For the Love of Missionaries
If my heart and mind are clean sheets of glass for the year, my experience with each of Project Conversion’s Mentors is a unique fingerprint left upon the glass. No two are alike and each leaves an indelible mark upon my progress.
Last night during a weekly meeting with my two young Mentors, something happened. The meetings are usually very organized and topical. My Mentors (the LDS church calls these young missionaries “Elders”) always start off asking how my week was so far, if I had any questions since our last meeting, or if I’ve had any unique experiences during the week. We then cover certain doctrine or beliefs of the church and talk about application.
The meeting last night went completely off the rails in terms of church instruction and, well, I became the target of the questions.
“Brother Bowen,” the most senior of the two asked, “How has reading the Book of Mormon and learning about the gospel of Jesus Christ made you feel?”
Here we go, I thought, talking about my feelings again. I thought we got passed this point. I thought these meetings were about facts and figures and tenants and doctrine. No. Like a good teacher, these young men asked me to spiritually and mentally engage what they taught me.
“I have some personal reservations about some of the details,” I said, “However in general, I feel that Jesus was a good teacher.”
I won’t go into the two-hour philosophical marathon here, but there is something I want to hit on that is unique to this month. This is the first month where my teachers have pressured me to not only learn about the faith, but to learn about it in order to consider joining the church. This was annoying at first. I felt as though every question was rehearsed, planned, and loaded toward that end. These guys don’t care about Project Conversion’s mission, they just want another notch in their “convert” belt so they can score points with God.
Last night’s interaction with these guys changed my whole outlook and was easily one of the most powerful and humbling experiences I’ve had with Project Conversion.
You could say that, during our talk, we laid it all out. We spoke no holds barred about how we felt, what our concerns were, what we wanted. The pressure in the room was palpable. I could see it in their eyes; they wanted so bad for me to understand and come to a spiritual summit where all is clear. By this point I knew they had run out of trained responses to my questions. Many of our statements began with, “Please don’t take offense,” or “I’m just going to be honest,” and we bounced off one another like hockey players for two hours.
Then, the newest Elder spoke toward the end of the meeting and changed everything. I had reservations about this kid at first. He seemed nervous when we met, even unsteady in his faith, as if his faith might crumble beneath the weight of one of my questions at any moment. But last night toward the end, he told us that he had something to say, only he couldn’t quite find the words.
Silence covered the room like a thick, smothering blanket. He fidgeted and had a few false starts. In fact, he looked choked up. This young man looked up at me and, paraphrasing, he said “I was told that I might get attached to some of the people we teach. Spending this time with you, Brother Bowen, I feel I’ve grown to love you.” Of course I threw in some comic relief.

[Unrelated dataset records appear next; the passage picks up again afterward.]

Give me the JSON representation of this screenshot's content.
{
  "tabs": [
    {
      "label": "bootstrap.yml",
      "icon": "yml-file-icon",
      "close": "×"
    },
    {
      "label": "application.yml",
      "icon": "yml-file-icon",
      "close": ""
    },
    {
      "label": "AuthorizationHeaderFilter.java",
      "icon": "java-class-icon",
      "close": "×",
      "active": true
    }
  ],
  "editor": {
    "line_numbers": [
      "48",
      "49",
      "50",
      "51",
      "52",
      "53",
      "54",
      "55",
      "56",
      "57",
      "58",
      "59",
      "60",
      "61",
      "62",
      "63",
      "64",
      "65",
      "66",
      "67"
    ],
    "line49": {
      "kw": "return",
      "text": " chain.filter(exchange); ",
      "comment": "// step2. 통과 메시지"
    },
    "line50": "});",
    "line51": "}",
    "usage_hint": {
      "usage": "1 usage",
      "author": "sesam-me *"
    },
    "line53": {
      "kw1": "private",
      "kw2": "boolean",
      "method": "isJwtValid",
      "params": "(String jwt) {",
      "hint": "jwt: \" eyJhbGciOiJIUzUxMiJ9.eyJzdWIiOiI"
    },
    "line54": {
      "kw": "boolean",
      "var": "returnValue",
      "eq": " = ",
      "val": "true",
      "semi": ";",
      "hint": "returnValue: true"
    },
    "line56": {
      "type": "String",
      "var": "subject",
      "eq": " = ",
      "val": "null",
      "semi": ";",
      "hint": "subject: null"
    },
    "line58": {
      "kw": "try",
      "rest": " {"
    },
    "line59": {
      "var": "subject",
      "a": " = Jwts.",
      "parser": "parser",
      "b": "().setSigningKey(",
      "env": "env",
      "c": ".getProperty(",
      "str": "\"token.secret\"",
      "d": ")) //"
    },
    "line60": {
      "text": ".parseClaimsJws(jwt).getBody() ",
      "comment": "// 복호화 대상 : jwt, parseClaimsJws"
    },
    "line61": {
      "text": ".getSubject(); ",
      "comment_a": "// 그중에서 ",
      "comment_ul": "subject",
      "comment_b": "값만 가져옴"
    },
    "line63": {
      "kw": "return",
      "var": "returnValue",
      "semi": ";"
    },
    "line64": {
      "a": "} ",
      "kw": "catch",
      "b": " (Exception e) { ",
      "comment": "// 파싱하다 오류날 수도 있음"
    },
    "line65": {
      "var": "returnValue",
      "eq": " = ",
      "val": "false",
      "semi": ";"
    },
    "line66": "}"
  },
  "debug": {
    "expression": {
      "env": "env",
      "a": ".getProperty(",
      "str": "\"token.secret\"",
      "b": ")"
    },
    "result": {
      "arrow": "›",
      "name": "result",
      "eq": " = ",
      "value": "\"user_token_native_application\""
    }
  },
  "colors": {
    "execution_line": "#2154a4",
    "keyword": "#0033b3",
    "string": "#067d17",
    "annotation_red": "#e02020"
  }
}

He continued, “I just want you to know from the bottom of my heart that I know this gospel is true, that it can bring great joy–the greatest joy–to your life. I know that this gospel means that we can spend eternity with our family–that we don’t have to wander around alone after death. I’m not on this mission for me, but because I care enough and believe enough in Christ to share it with others. Through teaching you, I feel as though my testimony and faith has strengthened. I dunno, I just wanted to tell you that. In Jesus’ name I pray, Amen.”
Congregation, at that moment it was like the entire reality of these two men opened before me. I felt a love and sincerity that I rarely experience from a teacher. At that point I understood their faith and why they are on missions. Sometimes I wondered why they devoted so much time to me even though they know I’m leaving at the end of the month. For them, the gospel is like the cure for cancer, only in this case it’s the cure for spiritual death. The cure they hold is free and accessible to everyone, all they have to do is share it. If you believed with all your being that you held the secret–the cure–to something universally fatal, what would you do to share it, even with people you knew would turn you away?
That is the love of a missionary–of my Mentors–and through studying the life of Christ, it was also the love and devotion he shared while among mankind. He knew they would reject him, but he came, taught, and offered his life anyway.
So the next time two young men in short-sleeve white shirts and ties knock on your door to share the gospel, invite them in and offer them something cool to drink. You have no idea what they’ve given up to be with you, how nervous they are, and how much they care. You don’t have to convert, just show them the love they offer to you. And who knows, maybe the medicine they offer is for you after all.
LDS missionaries keep going…only harder.